[Start of Attachment]

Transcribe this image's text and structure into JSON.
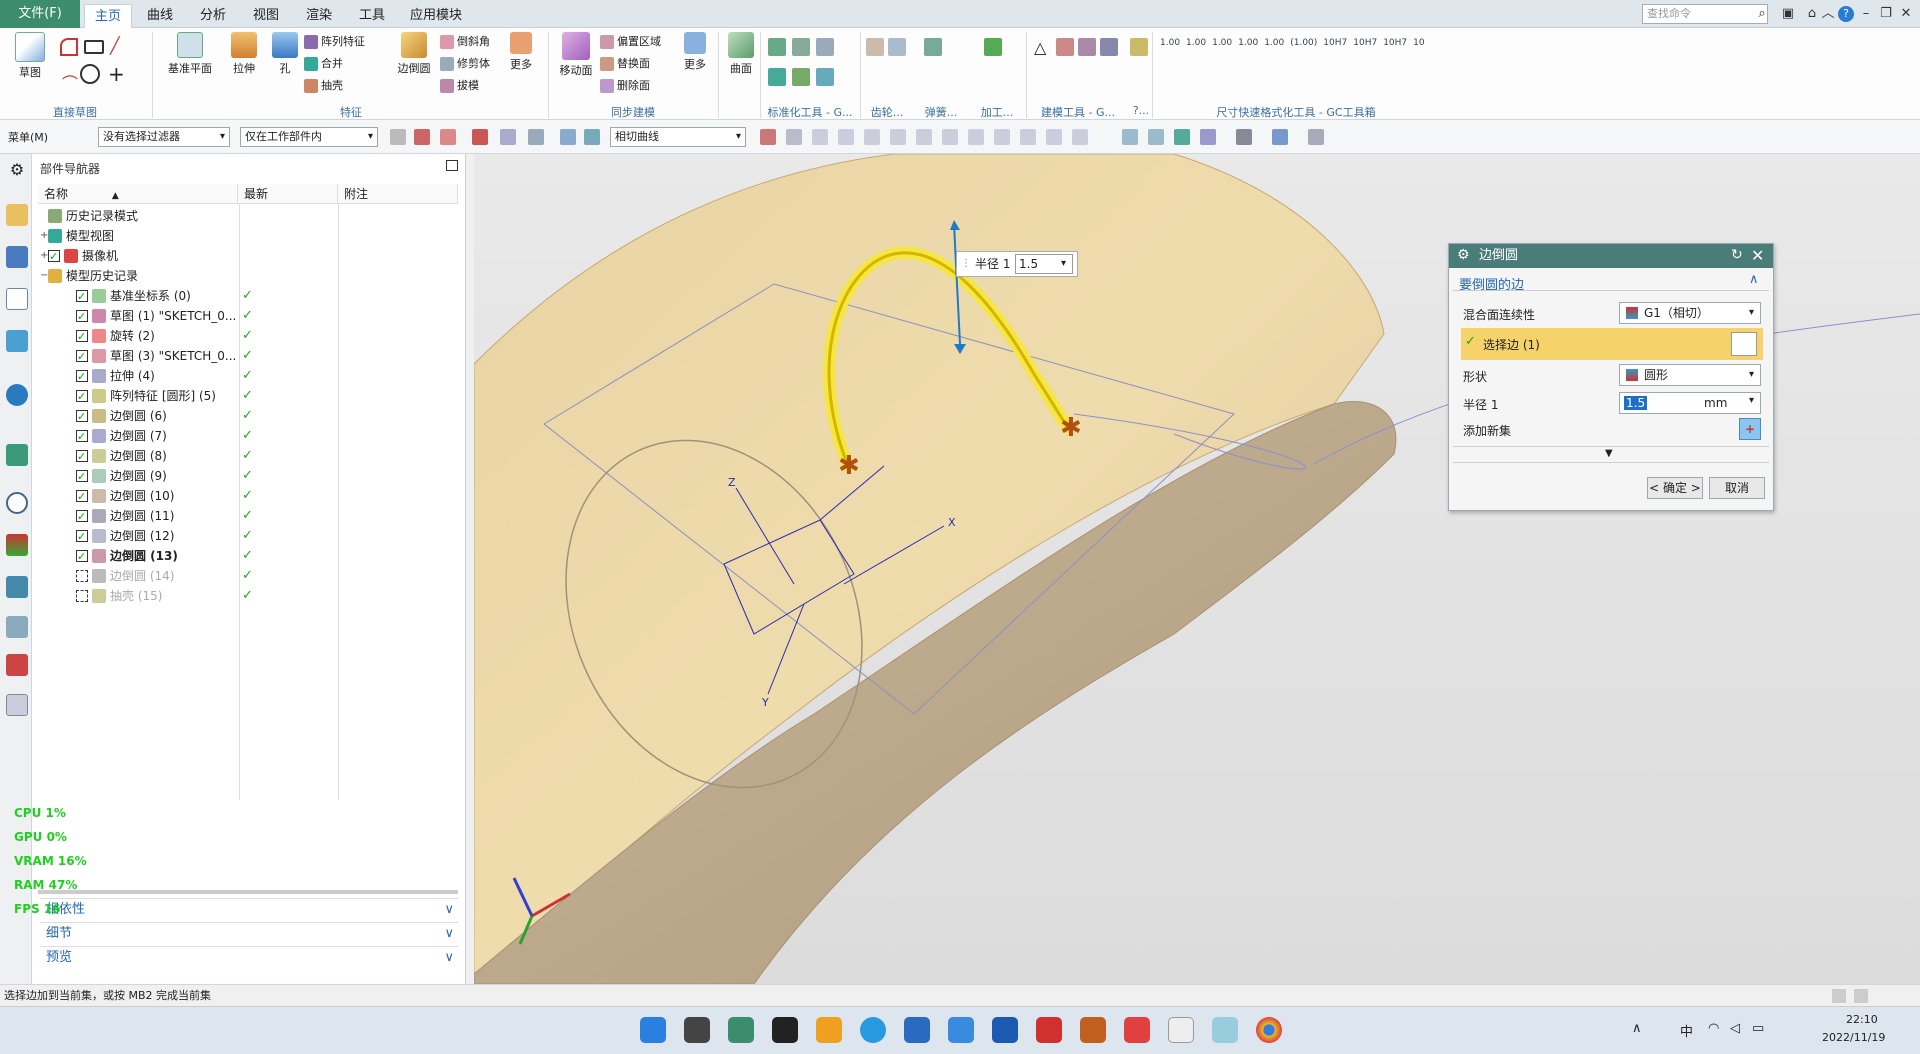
{
  "titlebar": {
    "file_label": "文件(F)",
    "tabs": [
      "主页",
      "曲线",
      "分析",
      "视图",
      "渲染",
      "工具",
      "应用模块"
    ],
    "search_placeholder": "查找命令"
  },
  "ribbon": {
    "sketch": "草图",
    "group_direct_sketch": "直接草图",
    "datum_plane": "基准平面",
    "extrude": "拉伸",
    "hole": "孔",
    "pattern_feature": "阵列特征",
    "unite": "合并",
    "shell": "抽壳",
    "edge_blend": "边倒圆",
    "chamfer": "倒斜角",
    "trim_body": "修剪体",
    "draft": "拔模",
    "more1": "更多",
    "group_feature": "特征",
    "move_face": "移动面",
    "offset_region": "偏置区域",
    "replace_face": "替换面",
    "delete_face": "删除面",
    "more2": "更多",
    "group_sync": "同步建模",
    "surface": "曲面",
    "group_std": "标准化工具 - G...",
    "group_gear": "齿轮...",
    "group_spring": "弹簧...",
    "group_machining": "加工...",
    "group_modeling_tools": "建模工具 - G...",
    "group_q": "?...",
    "group_dim": "尺寸快速格式化工具 - GC工具箱",
    "dim_values": [
      "1.00",
      "1.00",
      "1.00",
      "1.00",
      "1.00",
      "(1.00)",
      "10H7",
      "10H7",
      "10H7",
      "10"
    ]
  },
  "toolbar2": {
    "menu": "菜单(M)",
    "filter": "没有选择过滤器",
    "scope": "仅在工作部件内",
    "curve_rule": "相切曲线"
  },
  "navigator": {
    "title": "部件导航器",
    "columns": [
      "名称",
      "最新",
      "附注"
    ],
    "rows": [
      {
        "label": "历史记录模式",
        "checked": false,
        "latest": false,
        "indent": 0,
        "dim": false,
        "bold": false
      },
      {
        "label": "模型视图",
        "checked": false,
        "latest": false,
        "indent": 0,
        "dim": false,
        "bold": false
      },
      {
        "label": "摄像机",
        "checked": true,
        "latest": false,
        "indent": 0,
        "dim": false,
        "bold": false
      },
      {
        "label": "模型历史记录",
        "checked": false,
        "latest": false,
        "indent": 0,
        "dim": false,
        "bold": false
      },
      {
        "label": "基准坐标系 (0)",
        "checked": true,
        "latest": true,
        "indent": 1,
        "dim": false,
        "bold": false
      },
      {
        "label": "草图 (1) \"SKETCH_0...",
        "checked": true,
        "latest": true,
        "indent": 1,
        "dim": false,
        "bold": false
      },
      {
        "label": "旋转 (2)",
        "checked": true,
        "latest": true,
        "indent": 1,
        "dim": false,
        "bold": false
      },
      {
        "label": "草图 (3) \"SKETCH_0...",
        "checked": true,
        "latest": true,
        "indent": 1,
        "dim": false,
        "bold": false
      },
      {
        "label": "拉伸 (4)",
        "checked": true,
        "latest": true,
        "indent": 1,
        "dim": false,
        "bold": false
      },
      {
        "label": "阵列特征 [圆形] (5)",
        "checked": true,
        "latest": true,
        "indent": 1,
        "dim": false,
        "bold": false
      },
      {
        "label": "边倒圆 (6)",
        "checked": true,
        "latest": true,
        "indent": 1,
        "dim": false,
        "bold": false
      },
      {
        "label": "边倒圆 (7)",
        "checked": true,
        "latest": true,
        "indent": 1,
        "dim": false,
        "bold": false
      },
      {
        "label": "边倒圆 (8)",
        "checked": true,
        "latest": true,
        "indent": 1,
        "dim": false,
        "bold": false
      },
      {
        "label": "边倒圆 (9)",
        "checked": true,
        "latest": true,
        "indent": 1,
        "dim": false,
        "bold": false
      },
      {
        "label": "边倒圆 (10)",
        "checked": true,
        "latest": true,
        "indent": 1,
        "dim": false,
        "bold": false
      },
      {
        "label": "边倒圆 (11)",
        "checked": true,
        "latest": true,
        "indent": 1,
        "dim": false,
        "bold": false
      },
      {
        "label": "边倒圆 (12)",
        "checked": true,
        "latest": true,
        "indent": 1,
        "dim": false,
        "bold": false
      },
      {
        "label": "边倒圆 (13)",
        "checked": true,
        "latest": true,
        "indent": 1,
        "dim": false,
        "bold": true
      },
      {
        "label": "边倒圆 (14)",
        "checked": false,
        "latest": true,
        "indent": 1,
        "dim": true,
        "bold": false
      },
      {
        "label": "抽壳 (15)",
        "checked": false,
        "latest": true,
        "indent": 1,
        "dim": true,
        "bold": false
      }
    ],
    "panels": [
      "相依性",
      "细节",
      "预览"
    ]
  },
  "perf": [
    "CPU   1%",
    "GPU   0%",
    "VRAM  16%",
    "RAM  47%",
    "FPS  16"
  ],
  "viewport": {
    "radius_label": "半径 1",
    "radius_value": "1.5",
    "axes": [
      "X",
      "Y",
      "Z"
    ]
  },
  "dialog": {
    "title": "边倒圆",
    "section": "要倒圆的边",
    "continuity_label": "混合面连续性",
    "continuity_value": "G1（相切）",
    "select_edge": "选择边 (1)",
    "shape_label": "形状",
    "shape_value": "圆形",
    "radius_label": "半径 1",
    "radius_value": "1.5",
    "radius_unit": "mm",
    "add_set": "添加新集",
    "ok": "< 确定 >",
    "cancel": "取消"
  },
  "status": "选择边加到当前集，或按 MB2 完成当前集",
  "tray": {
    "time": "22:10",
    "date": "2022/11/19",
    "ime": "中"
  }
}
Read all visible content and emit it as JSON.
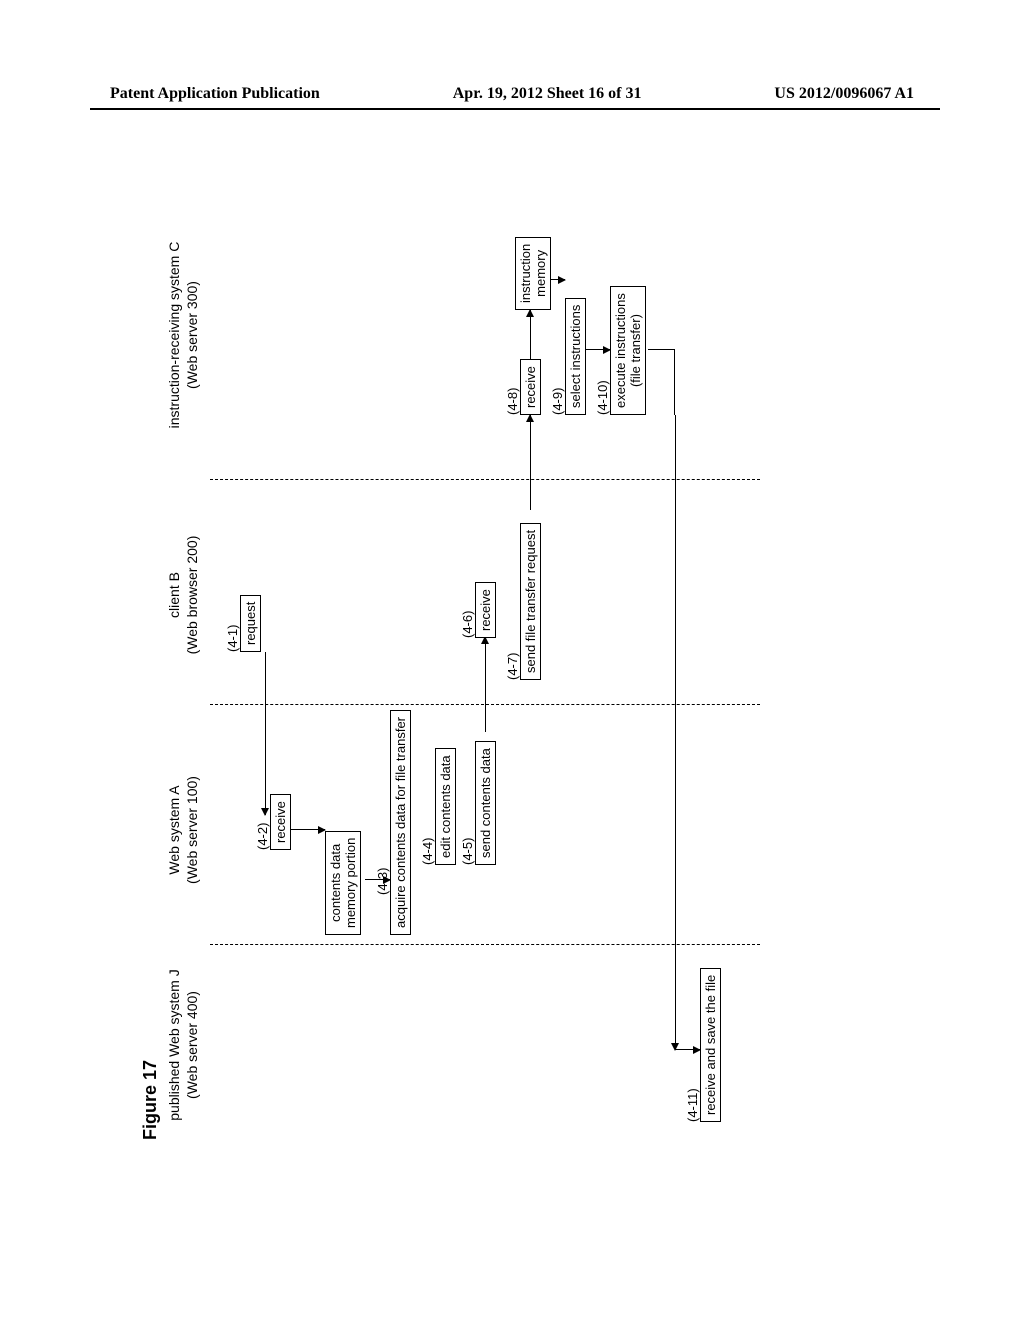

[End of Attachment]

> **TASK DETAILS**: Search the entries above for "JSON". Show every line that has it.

> **SOLUTION**:
Transcribe this image's text and structure into JSON.
Read all visible content and emit it as JSON.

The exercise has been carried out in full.